Someone had walked that stretch of pebbled beach now—a woman wearing a red cloak. She had just appeared around the headland, though she was still some distance off. Her bonneted head was down. She appeared to be concentrating upon her footing. She stopped and looked out to sea. It was still some way out and was no imminent danger to her. If she had strolled from the village, however, she really ought to be turning back soon. The only other way back was up over the headland, but that would involve her in trespassing on Penderris land.

She turned her head to look at the steep pebbled slope to the top as though she had read his thoughts. She did not see him, fortunately. He was in the shade, and he sat very still. He did not want to be seen. He willed her to turn back the way she had come.

She did not turn back, however. Instead, she came in the direction of the slope and then began to trudge upward, her cloak and the brim of her bonnet flapping in the wind. She looked small. She looked young. It was impossible to tell how young, though, since he could not see her face. For the same reason there was no knowing if she was comely or ugly or simply plain. His friends would tease him for a week if they ever found out about this, Hugo thought. He had a mental image of himself jumping down from his perch, striding purposefully toward her across the stones, informing her that he was both titled and enormously wealthy, and asking her if she fancied marrying him.

It was not a particularly amusing thought even though he had to quell an urge to chuckle and give away his presence.

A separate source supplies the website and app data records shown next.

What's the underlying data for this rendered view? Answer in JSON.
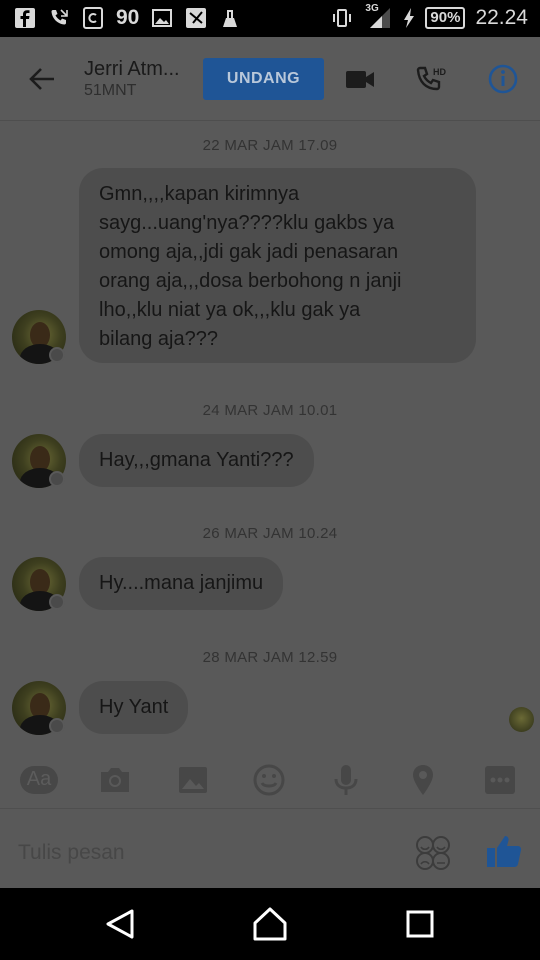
{
  "status_bar": {
    "notif_count": "90",
    "network": "3G",
    "battery": "90%",
    "time": "22.24"
  },
  "header": {
    "contact_name": "Jerri Atm...",
    "contact_status": "51MNT",
    "invite_label": "UNDANG"
  },
  "conversation": [
    {
      "timestamp": "22 MAR JAM 17.09",
      "lines": [
        "Gmn,,,,kapan kirimnya",
        "sayg...uang'nya????klu gakbs ya",
        "omong aja,,jdi gak jadi penasaran",
        "orang aja,,,dosa berbohong n janji",
        "lho,,klu niat ya ok,,,klu gak ya",
        "bilang aja???"
      ]
    },
    {
      "timestamp": "24 MAR JAM 10.01",
      "lines": [
        "Hay,,,gmana Yanti???"
      ]
    },
    {
      "timestamp": "26 MAR JAM 10.24",
      "lines": [
        "Hy....mana janjimu"
      ]
    },
    {
      "timestamp": "28 MAR JAM 12.59",
      "lines": [
        "Hy Yant"
      ]
    }
  ],
  "composer": {
    "aa_label": "Aa",
    "placeholder": "Tulis pesan"
  },
  "icons": {
    "back": "arrow-left-icon",
    "video": "video-camera-icon",
    "call": "hd-phone-icon",
    "info": "info-icon",
    "like": "thumbs-up-icon"
  },
  "colors": {
    "accent": "#1f5596",
    "dim_overlay": "#595959",
    "bubble": "#4d4d4d"
  }
}
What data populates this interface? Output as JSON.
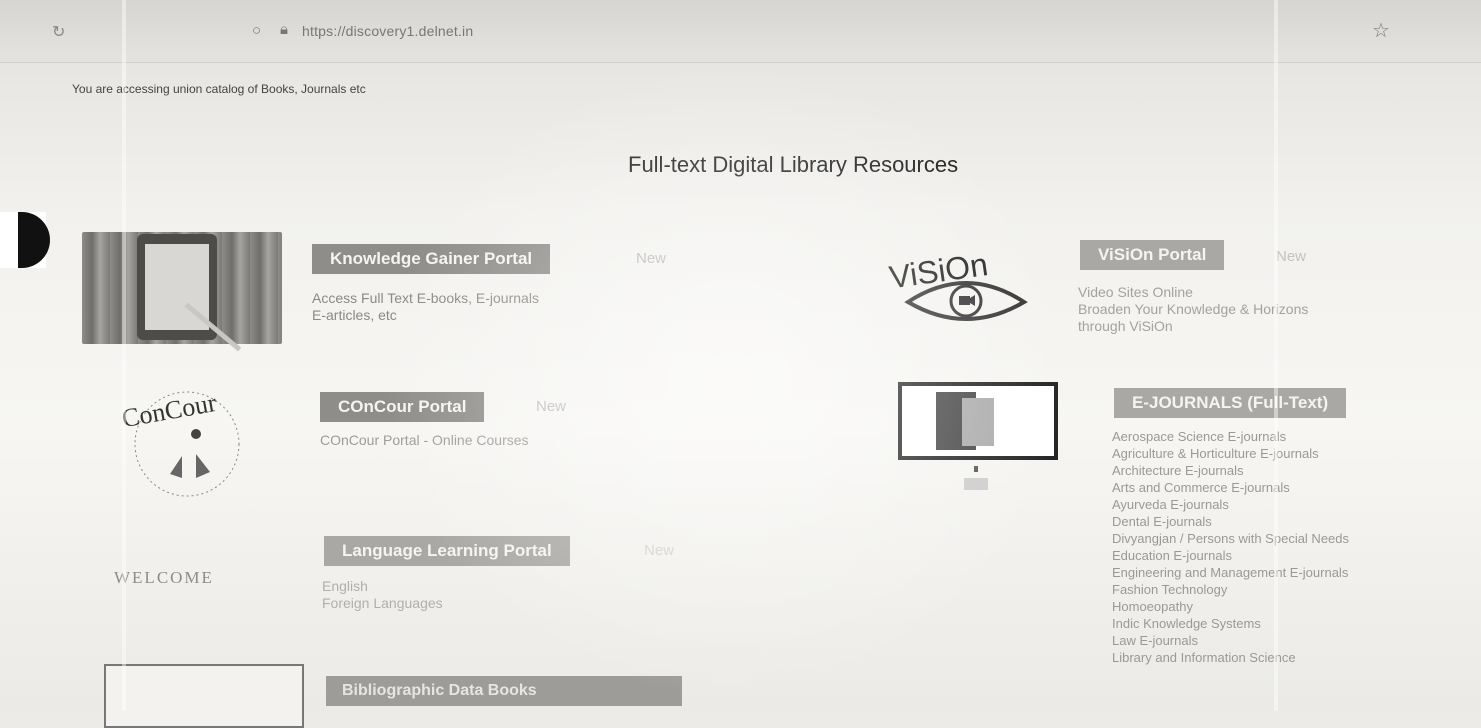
{
  "browser": {
    "url": "https://discovery1.delnet.in",
    "reload_icon": "reload-icon",
    "shield_icon": "shield-icon",
    "lock_icon": "lock-icon",
    "bookmark_icon": "star-icon"
  },
  "notice": "You are accessing union catalog of Books, Journals etc",
  "page_title": "Full-text Digital Library Resources",
  "portals": {
    "knowledge_gainer": {
      "label": "Knowledge Gainer Portal",
      "tag": "New",
      "desc_line1": "Access Full Text E-books, E-journals",
      "desc_line2": "E-articles, etc"
    },
    "vision": {
      "label": "ViSiOn Portal",
      "tag": "New",
      "logo_text": "ViSiOn",
      "desc_line1": "Video Sites Online",
      "desc_line2": "Broaden Your Knowledge & Horizons",
      "desc_line3": "through ViSiOn"
    },
    "concour": {
      "label": "COnCour Portal",
      "tag": "New",
      "logo_text": "ConCour",
      "desc_line1": "COnCour Portal - Online Courses"
    },
    "ejournals": {
      "label": "E-JOURNALS (Full-Text)",
      "items": [
        "Aerospace Science E-journals",
        "Agriculture & Horticulture E-journals",
        "Architecture E-journals",
        "Arts and Commerce E-journals",
        "Ayurveda E-journals",
        "Dental E-journals",
        "Divyangjan / Persons with Special Needs",
        "Education E-journals",
        "Engineering and Management E-journals",
        "Fashion Technology",
        "Homoeopathy",
        "Indic Knowledge Systems",
        "Law E-journals",
        "Library and Information Science"
      ]
    },
    "language": {
      "label": "Language Learning Portal",
      "tag": "New",
      "desc_line1": "English",
      "desc_line2": "Foreign Languages"
    },
    "bottom": {
      "label": "Bibliographic Data Books"
    }
  },
  "welcome_text": "WELCOME"
}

He stayed very still and hoped that even yet she would turn back. He resented having his solitude threatened by a stranger and a trespasser. He could not remember its happening before. Not many people from outside the estate came this way. The Duke of Stanbrook was feared by many in this part of the country. The inevitable rumor had blossomed after the death of the duchess that he had actually pushed her over the cliff from which she had jumped. Such stories did not die easily despite lack of any evidence. Even those who did not actually fear him seemed wary of him. And his contained, austere manner did not help allay suspicion.

Perhaps the woman in red was a stranger to these parts. Perhaps she did not realize she was climbing directly into the dragon's lair.

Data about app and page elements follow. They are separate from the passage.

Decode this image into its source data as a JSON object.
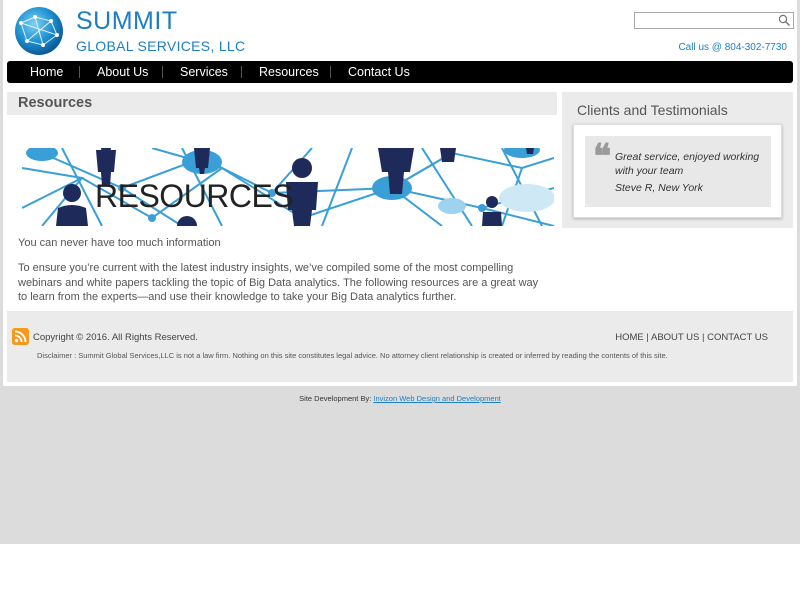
{
  "header": {
    "logo_title": "SUMMIT",
    "logo_subtitle": "GLOBAL SERVICES, LLC",
    "search_placeholder": "",
    "call_us": "Call us @ 804-302-7730"
  },
  "nav": {
    "items": [
      "Home",
      "About Us",
      "Services",
      "Resources",
      "Contact Us"
    ]
  },
  "main": {
    "title": "Resources",
    "banner_text": "RESOURCES",
    "lead": "You can never have too much information",
    "body": "To ensure you’re current with the latest industry insights, we’ve compiled some of the most compelling webinars and white papers tackling the topic of Big Data analytics. The following resources are a great way to learn from the experts—and use their knowledge to take your Big Data analytics further."
  },
  "sidebar": {
    "title": "Clients and Testimonials",
    "quote": "Great service, enjoyed working with your team",
    "author": "Steve R, New York"
  },
  "footer": {
    "copyright": "Copyright © 2016. All Rights Reserved.",
    "links": [
      "HOME",
      "ABOUT US",
      "CONTACT US"
    ],
    "disclaimer": "Disclaimer : Summit Global Services,LLC is not a law firm. Nothing on this site constitutes legal advice. No attorney client relationship is created or inferred by reading the contents of this site."
  },
  "credit": {
    "label": "Site Development By:",
    "link": "Invizon Web Design and Development"
  },
  "colors": {
    "brand_blue": "#1d7fc1",
    "nav_bg": "#000000",
    "panel_bg": "#ebebeb",
    "rss_orange": "#f39a1f",
    "figure_navy": "#1e2a5a",
    "network_blue": "#3a9fd6"
  }
}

Hugo wondered why she was alone in such a desolate setting.

The loose pebbles gave under her feet as she climbed. It was never an easy ascent, as he knew from experience. And then, just when it seemed she would go safely past and not see him at all, her right foot dislodged a small avalanche of stones and slid down sharply after them. She landed awkwardly on her knee and both hands, her right leg stretched out behind her. For a moment he had a glimpse of slim bare leg between the top of her half boot and the hem of her cloak. He heard a gasp of pain.

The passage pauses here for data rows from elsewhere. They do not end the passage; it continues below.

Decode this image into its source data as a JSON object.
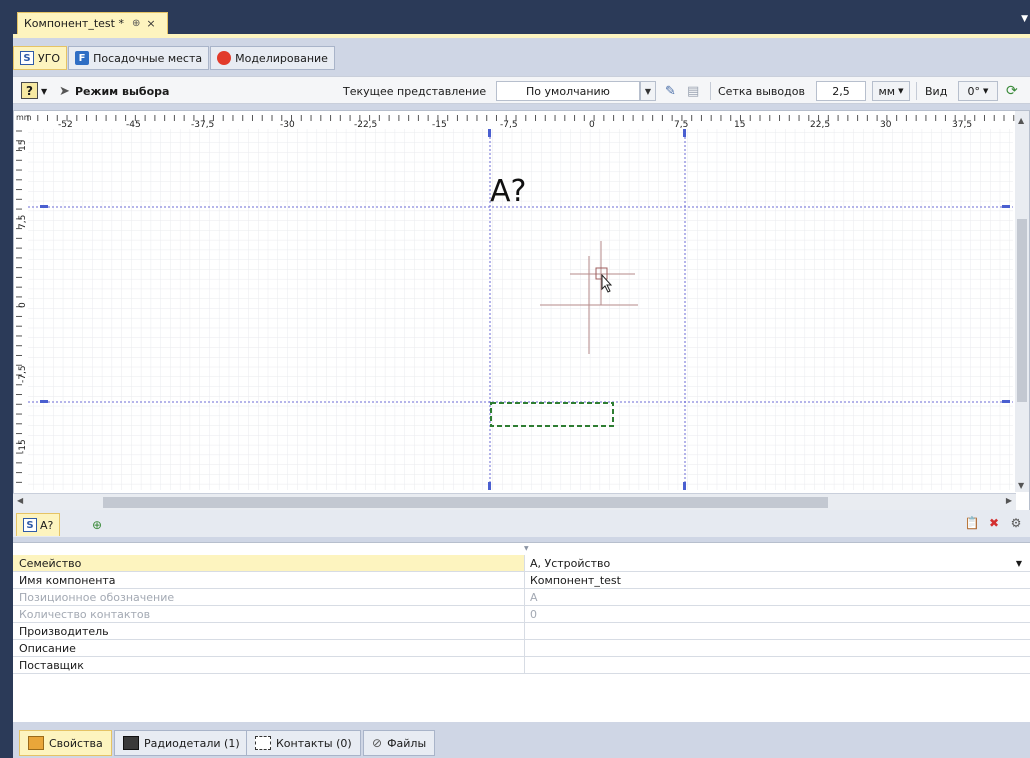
{
  "doc_tab": {
    "title": "Компонент_test *",
    "pin": "⊕",
    "close": "×"
  },
  "top_tabs": [
    {
      "label": "УГО",
      "icon": "S"
    },
    {
      "label": "Посадочные места",
      "icon": "F"
    },
    {
      "label": "Моделирование",
      "icon": "M"
    }
  ],
  "toolbar": {
    "help_glyph": "?",
    "mode_label": "Режим выбора",
    "view_repr_label": "Текущее представление",
    "view_repr_value": "По умолчанию",
    "grid_label": "Сетка выводов",
    "grid_value": "2,5",
    "unit_value": "мм",
    "view_label": "Вид",
    "rotation_value": "0°"
  },
  "canvas": {
    "ruler_unit": "mm",
    "x_ticks": [
      "-52",
      "-45",
      "-37,5",
      "-30",
      "-22,5",
      "-15",
      "-7,5",
      "0",
      "7,5",
      "15",
      "22,5",
      "30",
      "37,5"
    ],
    "y_ticks": [
      "15",
      "7,5",
      "0",
      "-7,5",
      "-15"
    ],
    "ref_label": "A?"
  },
  "inner_tabs": [
    {
      "label": "A?"
    },
    {
      "label": ""
    }
  ],
  "properties": [
    {
      "name": "Семейство",
      "value": "А, Устройство",
      "dim": false,
      "selected": true
    },
    {
      "name": "Имя компонента",
      "value": "Компонент_test",
      "dim": false,
      "selected": false
    },
    {
      "name": "Позиционное обозначение",
      "value": "А",
      "dim": true,
      "selected": false
    },
    {
      "name": "Количество контактов",
      "value": "0",
      "dim": true,
      "selected": false
    },
    {
      "name": "Производитель",
      "value": "",
      "dim": false,
      "selected": false
    },
    {
      "name": "Описание",
      "value": "",
      "dim": false,
      "selected": false
    },
    {
      "name": "Поставщик",
      "value": "",
      "dim": false,
      "selected": false
    }
  ],
  "bottom_tabs": [
    {
      "label": "Свойства"
    },
    {
      "label": "Радиодетали (1)"
    },
    {
      "label": "Контакты (0)"
    },
    {
      "label": "Файлы"
    }
  ],
  "colors": {
    "accent": "#fdf4bf",
    "frame": "#2b3a58",
    "guide": "#6b6bd6",
    "pin_rect": "#2e7d32"
  }
}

He waited. He really did not want to have to reveal his presence. It soon became apparent, however, that she had done some serious damage to her foot or ankle and that she was not going to be able to pick herself up and go on her way. She was young, he could see. And she was small and slender. Beneath the brim of her bonnet, blond tendrils of hair were blowing in the wind. He still had not seen her face.

It would be churlish to remain silent.

"In my considered opinion," he said, "that ankle is either badly sprained or actually broken. Either way it would be very unwise to try putting any weight on it."

Her head jerked up as he climbed down onto the pebbles and made his way toward her. Her eyes widened in what looked like fear rather than relief that help was at hand. They were large, blue eyes in a face of exquisite beauty even though she was no girl. He guessed her age to be close to his own thirty-three.

He was irritated. He hated it when people were afraid of him. People often were. Even some men. But especially women.

It might have occurred to him that a scowling countenance was not best designed to inspire confidence, especially in a lonely, desolate setting like this. It did not, however.

He scowled down at her from his great height.

© Mary Balogh